What Are Federal Sentencing Memos?
Sentencing memos often focus on who the convicted defendant is, and not the crime committed. A sentencing memorandum should be detailed and tell the client’s story and highlight the factors, called Section 3553 factors, that a judge must consider in imposing a sentence. These “sentencing factors” include the following:
- The nature and circumstances of the offense
- The history and characteristics of the defendant
- The need for the sentence imposed to reflect the seriousness of the offense, to promote respect for the law, to provide just punishment for the offense, to afford adequate deterrence to criminal conduct, to protect the public from further crimes of the defendant; and to provide the defendant with needed educational or vocational training, medical care, or other correctional treatment in the most effective manner
- The kinds of sentences available
- The need to avoid unwarranted sentence disparities among defendants with similar records who have been found guilty of similar conduct
- The need to provide restitution to any victims of the offense.
In addition, there is no parole (aka early release) in the federal criminal justice system. Once convicted of a federal offense, defendants will typically serve at least 85 percent of their prison sentences.
A good sentencing memo could persuade a judge to issue a reduced sentence. This is because the federal sentencing guidelines are advisory, rather than mandatory, and highly complex.
In 2007 the United States Supreme Court issued two decisions, Gall v. United States and Kimbrough v. United States, in which the Court made it clear that sentences outside of the normal guidelines range are not presumptively unreasonable and that sentencing courts are free to disagree with the guidelines’ policy statements.

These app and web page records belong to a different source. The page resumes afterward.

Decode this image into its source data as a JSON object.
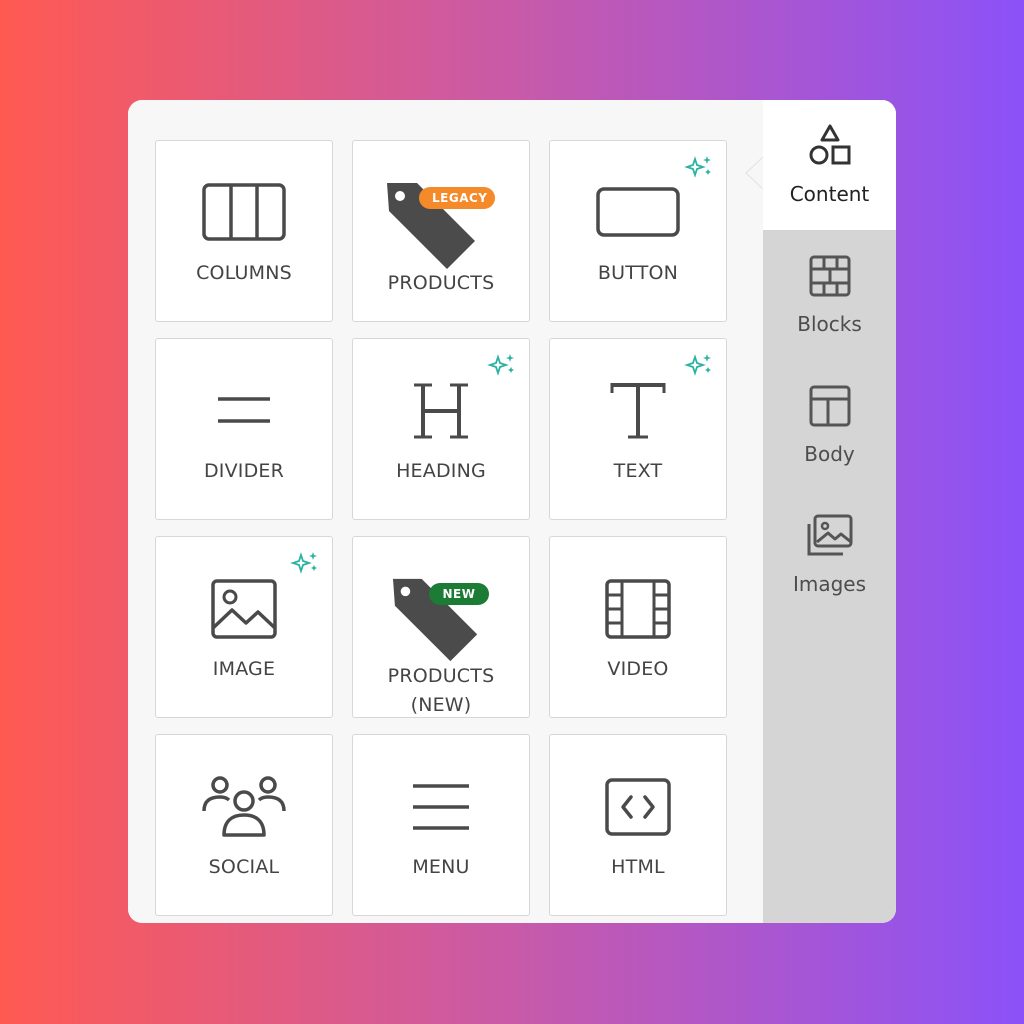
{
  "panel": {
    "tools": [
      {
        "id": "columns",
        "label": "COLUMNS",
        "icon": "columns-icon"
      },
      {
        "id": "products-legacy",
        "label": "PRODUCTS",
        "icon": "tag-icon",
        "badge": "LEGACY"
      },
      {
        "id": "button",
        "label": "BUTTON",
        "icon": "button-icon",
        "ai": true
      },
      {
        "id": "divider",
        "label": "DIVIDER",
        "icon": "divider-icon"
      },
      {
        "id": "heading",
        "label": "HEADING",
        "icon": "heading-icon",
        "ai": true
      },
      {
        "id": "text",
        "label": "TEXT",
        "icon": "text-icon",
        "ai": true
      },
      {
        "id": "image",
        "label": "IMAGE",
        "icon": "image-icon",
        "ai": true
      },
      {
        "id": "products-new",
        "label_line1": "PRODUCTS",
        "label_line2": "(NEW)",
        "icon": "tag-icon",
        "badge": "NEW"
      },
      {
        "id": "video",
        "label": "VIDEO",
        "icon": "video-icon"
      },
      {
        "id": "social",
        "label": "SOCIAL",
        "icon": "social-icon"
      },
      {
        "id": "menu",
        "label": "MENU",
        "icon": "menu-icon"
      },
      {
        "id": "html",
        "label": "HTML",
        "icon": "html-icon"
      }
    ]
  },
  "sidebar": {
    "items": [
      {
        "label": "Content",
        "icon": "shapes-icon",
        "active": true
      },
      {
        "label": "Blocks",
        "icon": "blocks-icon"
      },
      {
        "label": "Body",
        "icon": "body-layout-icon"
      },
      {
        "label": "Images",
        "icon": "images-icon"
      }
    ]
  },
  "colors": {
    "legacy_badge": "#f58a2a",
    "new_badge": "#1c7b34",
    "ai_sparkle": "#2ab3a0",
    "icon_stroke": "#4a4a4a"
  }
}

Federal courts are still required to first calculate the appropriate guidelines range. The sentencing court is then allowed to grant a downward departure under the sentencing guidelines or a Booker downward variance, based on non-guidelines’ factors set out in federal statutes.
Why Are Michael Cohen’s Sentencing Memos Significant?
On December 7, 2018, special counsel Robert Mueller and federal prosecutors in New York have each submitted sentencing memos for Michael Cohen, President Trump’s former personal attorney, after Cohen pleaded guilty in two different cases related to his work for Trump and the Trump Organization.
The crimes include “willful tax evasion, making false statements to a financial institution, illegal campaign contributions, and making false statements to Congress.”
However, the special counsel’s sentencing memo, along with court documents from Cohen’s guilty plea last week, also lay out a time line that point to President Trump’s knowledge of Cohen’s engagement with Russian individuals and officials to benefit Trump’s business interests. For example, the special counsel’s memo states that Cohen continued to talk to “Individual 1” (Donald Trump) about Trump Tower Moscow “well into the campaign.”
Mueller writes that Cohen “has gone to significant lengths to assist the Special Counsel’s investigation.” This included seven meetings with the special counsel’s office — some of which were “lengthy.” Such cooperation may help Cohen secure a reduced sentence.
What do you think? Should a criminal defendant’s personal history be a basis for a reduced sentence, or should only the crime matter?